PROBLEM —
Reproduce all of the data that follows, character for character.

════════

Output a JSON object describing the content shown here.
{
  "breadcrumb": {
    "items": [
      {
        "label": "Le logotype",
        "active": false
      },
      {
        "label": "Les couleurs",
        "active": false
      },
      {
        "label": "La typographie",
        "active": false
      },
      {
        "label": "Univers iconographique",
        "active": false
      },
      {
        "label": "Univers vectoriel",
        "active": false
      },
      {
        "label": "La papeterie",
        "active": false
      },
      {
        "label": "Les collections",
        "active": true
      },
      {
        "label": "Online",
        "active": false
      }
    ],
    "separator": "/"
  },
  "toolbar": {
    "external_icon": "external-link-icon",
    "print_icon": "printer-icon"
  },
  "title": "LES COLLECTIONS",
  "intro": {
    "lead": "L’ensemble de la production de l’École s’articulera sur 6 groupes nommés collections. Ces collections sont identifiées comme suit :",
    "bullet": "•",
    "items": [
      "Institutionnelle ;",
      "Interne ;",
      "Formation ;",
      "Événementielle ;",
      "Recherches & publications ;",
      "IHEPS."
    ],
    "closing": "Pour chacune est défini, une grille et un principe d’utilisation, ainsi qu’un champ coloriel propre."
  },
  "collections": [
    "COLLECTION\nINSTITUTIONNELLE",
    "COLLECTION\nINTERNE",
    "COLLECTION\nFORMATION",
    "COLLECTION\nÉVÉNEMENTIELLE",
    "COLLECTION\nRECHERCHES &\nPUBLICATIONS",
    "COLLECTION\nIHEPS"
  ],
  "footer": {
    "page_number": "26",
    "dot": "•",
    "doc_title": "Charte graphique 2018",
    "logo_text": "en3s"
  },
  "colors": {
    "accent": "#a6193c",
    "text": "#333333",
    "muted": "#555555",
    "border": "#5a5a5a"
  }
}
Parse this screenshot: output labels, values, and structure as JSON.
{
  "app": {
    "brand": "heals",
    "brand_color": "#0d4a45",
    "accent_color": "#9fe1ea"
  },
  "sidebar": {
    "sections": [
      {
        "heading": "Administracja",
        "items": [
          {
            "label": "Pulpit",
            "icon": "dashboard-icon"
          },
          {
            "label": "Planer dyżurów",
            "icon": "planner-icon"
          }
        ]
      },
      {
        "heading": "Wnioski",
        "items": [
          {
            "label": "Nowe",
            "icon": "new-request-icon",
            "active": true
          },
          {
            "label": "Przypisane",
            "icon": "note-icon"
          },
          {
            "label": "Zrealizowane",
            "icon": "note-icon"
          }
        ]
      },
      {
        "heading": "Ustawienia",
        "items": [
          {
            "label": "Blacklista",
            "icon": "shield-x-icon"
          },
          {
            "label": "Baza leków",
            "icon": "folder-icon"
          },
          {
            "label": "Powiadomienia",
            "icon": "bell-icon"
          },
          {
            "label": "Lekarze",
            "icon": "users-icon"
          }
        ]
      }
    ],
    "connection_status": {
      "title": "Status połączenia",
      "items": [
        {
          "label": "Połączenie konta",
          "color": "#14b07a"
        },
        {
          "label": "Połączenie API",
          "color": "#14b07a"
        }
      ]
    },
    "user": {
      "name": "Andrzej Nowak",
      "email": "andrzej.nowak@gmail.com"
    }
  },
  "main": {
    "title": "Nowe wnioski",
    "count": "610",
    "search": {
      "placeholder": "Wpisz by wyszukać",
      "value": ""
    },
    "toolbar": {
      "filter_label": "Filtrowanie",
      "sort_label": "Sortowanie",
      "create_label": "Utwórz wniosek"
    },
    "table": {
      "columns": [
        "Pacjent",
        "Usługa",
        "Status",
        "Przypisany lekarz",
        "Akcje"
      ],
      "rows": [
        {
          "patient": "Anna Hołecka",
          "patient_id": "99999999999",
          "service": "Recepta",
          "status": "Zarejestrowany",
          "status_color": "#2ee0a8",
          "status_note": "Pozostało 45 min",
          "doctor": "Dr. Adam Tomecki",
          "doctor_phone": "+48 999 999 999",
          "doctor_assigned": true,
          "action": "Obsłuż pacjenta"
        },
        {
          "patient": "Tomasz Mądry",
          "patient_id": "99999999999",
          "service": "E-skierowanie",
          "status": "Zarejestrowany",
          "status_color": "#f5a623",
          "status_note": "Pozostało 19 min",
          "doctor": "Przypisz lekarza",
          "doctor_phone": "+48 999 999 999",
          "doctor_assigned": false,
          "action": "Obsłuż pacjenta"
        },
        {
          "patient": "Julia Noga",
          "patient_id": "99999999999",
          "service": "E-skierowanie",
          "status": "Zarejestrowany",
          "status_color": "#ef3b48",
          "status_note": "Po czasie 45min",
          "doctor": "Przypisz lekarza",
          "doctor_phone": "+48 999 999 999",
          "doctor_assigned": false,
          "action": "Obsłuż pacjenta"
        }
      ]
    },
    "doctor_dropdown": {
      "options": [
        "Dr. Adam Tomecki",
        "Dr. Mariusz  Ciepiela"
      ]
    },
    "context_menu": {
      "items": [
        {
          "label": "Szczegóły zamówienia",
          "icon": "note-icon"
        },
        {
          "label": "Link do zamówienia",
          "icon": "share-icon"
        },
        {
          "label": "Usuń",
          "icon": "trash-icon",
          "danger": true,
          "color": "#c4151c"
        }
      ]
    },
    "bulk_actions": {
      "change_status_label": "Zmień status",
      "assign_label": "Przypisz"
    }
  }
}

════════

SOLUTION FOR THIS PROBLEM —
Output a JSON object describing the content shown here.
{
  "breadcrumb": {
    "items": [
      {
        "label": "Le logotype",
        "active": false
      },
      {
        "label": "Les couleurs",
        "active": false
      },
      {
        "label": "La typographie",
        "active": false
      },
      {
        "label": "Univers iconographique",
        "active": false
      },
      {
        "label": "Univers vectoriel",
        "active": false
      },
      {
        "label": "La papeterie",
        "active": false
      },
      {
        "label": "Les collections",
        "active": true
      },
      {
        "label": "Online",
        "active": false
      }
    ],
    "separator": "/"
  },
  "toolbar": {
    "external_icon": "external-link-icon",
    "print_icon": "printer-icon"
  },
  "title": "LES COLLECTIONS",
  "intro": {
    "lead": "L’ensemble de la production de l’École s’articulera sur 6 groupes nommés collections. Ces collections sont identifiées comme suit :",
    "bullet": "•",
    "items": [
      "Institutionnelle ;",
      "Interne ;",
      "Formation ;",
      "Événementielle ;",
      "Recherches & publications ;",
      "IHEPS."
    ],
    "closing": "Pour chacune est défini, une grille et un principe d’utilisation, ainsi qu’un champ coloriel propre."
  },
  "collections": [
    "COLLECTION\nINSTITUTIONNELLE",
    "COLLECTION\nINTERNE",
    "COLLECTION\nFORMATION",
    "COLLECTION\nÉVÉNEMENTIELLE",
    "COLLECTION\nRECHERCHES &\nPUBLICATIONS",
    "COLLECTION\nIHEPS"
  ],
  "footer": {
    "page_number": "26",
    "dot": "•",
    "doc_title": "Charte graphique 2018",
    "logo_text": "en3s"
  },
  "colors": {
    "accent": "#a6193c",
    "text": "#333333",
    "muted": "#555555",
    "border": "#5a5a5a"
  }
}
Parse this screenshot: output labels, values, and structure as JSON.
{
  "app": {
    "brand": "heals",
    "brand_color": "#0d4a45",
    "accent_color": "#9fe1ea"
  },
  "sidebar": {
    "sections": [
      {
        "heading": "Administracja",
        "items": [
          {
            "label": "Pulpit",
            "icon": "dashboard-icon"
          },
          {
            "label": "Planer dyżurów",
            "icon": "planner-icon"
          }
        ]
      },
      {
        "heading": "Wnioski",
        "items": [
          {
            "label": "Nowe",
            "icon": "new-request-icon",
            "active": true
          },
          {
            "label": "Przypisane",
            "icon": "note-icon"
          },
          {
            "label": "Zrealizowane",
            "icon": "note-icon"
          }
        ]
      },
      {
        "heading": "Ustawienia",
        "items": [
          {
            "label": "Blacklista",
            "icon": "shield-x-icon"
          },
          {
            "label": "Baza leków",
            "icon": "folder-icon"
          },
          {
            "label": "Powiadomienia",
            "icon": "bell-icon"
          },
          {
            "label": "Lekarze",
            "icon": "users-icon"
          }
        ]
      }
    ],
    "connection_status": {
      "title": "Status połączenia",
      "items": [
        {
          "label": "Połączenie konta",
          "color": "#14b07a"
        },
        {
          "label": "Połączenie API",
          "color": "#14b07a"
        }
      ]
    },
    "user": {
      "name": "Andrzej Nowak",
      "email": "andrzej.nowak@gmail.com"
    }
  },
  "main": {
    "title": "Nowe wnioski",
    "count": "610",
    "search": {
      "placeholder": "Wpisz by wyszukać",
      "value": ""
    },
    "toolbar": {
      "filter_label": "Filtrowanie",
      "sort_label": "Sortowanie",
      "create_label": "Utwórz wniosek"
    },
    "table": {
      "columns": [
        "Pacjent",
        "Usługa",
        "Status",
        "Przypisany lekarz",
        "Akcje"
      ],
      "rows": [
        {
          "patient": "Anna Hołecka",
          "patient_id": "99999999999",
          "service": "Recepta",
          "status": "Zarejestrowany",
          "status_color": "#2ee0a8",
          "status_note": "Pozostało 45 min",
          "doctor": "Dr. Adam Tomecki",
          "doctor_phone": "+48 999 999 999",
          "doctor_assigned": true,
          "action": "Obsłuż pacjenta"
        },
        {
          "patient": "Tomasz Mądry",
          "patient_id": "99999999999",
          "service": "E-skierowanie",
          "status": "Zarejestrowany",
          "status_color": "#f5a623",
          "status_note": "Pozostało 19 min",
          "doctor": "Przypisz lekarza",
          "doctor_phone": "+48 999 999 999",
          "doctor_assigned": false,
          "action": "Obsłuż pacjenta"
        },
        {
          "patient": "Julia Noga",
          "patient_id": "99999999999",
          "service": "E-skierowanie",
          "status": "Zarejestrowany",
          "status_color": "#ef3b48",
          "status_note": "Po czasie 45min",
          "doctor": "Przypisz lekarza",
          "doctor_phone": "+48 999 999 999",
          "doctor_assigned": false,
          "action": "Obsłuż pacjenta"
        }
      ]
    },
    "doctor_dropdown": {
      "options": [
        "Dr. Adam Tomecki",
        "Dr. Mariusz  Ciepiela"
      ]
    },
    "context_menu": {
      "items": [
        {
          "label": "Szczegóły zamówienia",
          "icon": "note-icon"
        },
        {
          "label": "Link do zamówienia",
          "icon": "share-icon"
        },
        {
          "label": "Usuń",
          "icon": "trash-icon",
          "danger": true,
          "color": "#c4151c"
        }
      ]
    },
    "bulk_actions": {
      "change_status_label": "Zmień status",
      "assign_label": "Przypisz"
    }
  }
}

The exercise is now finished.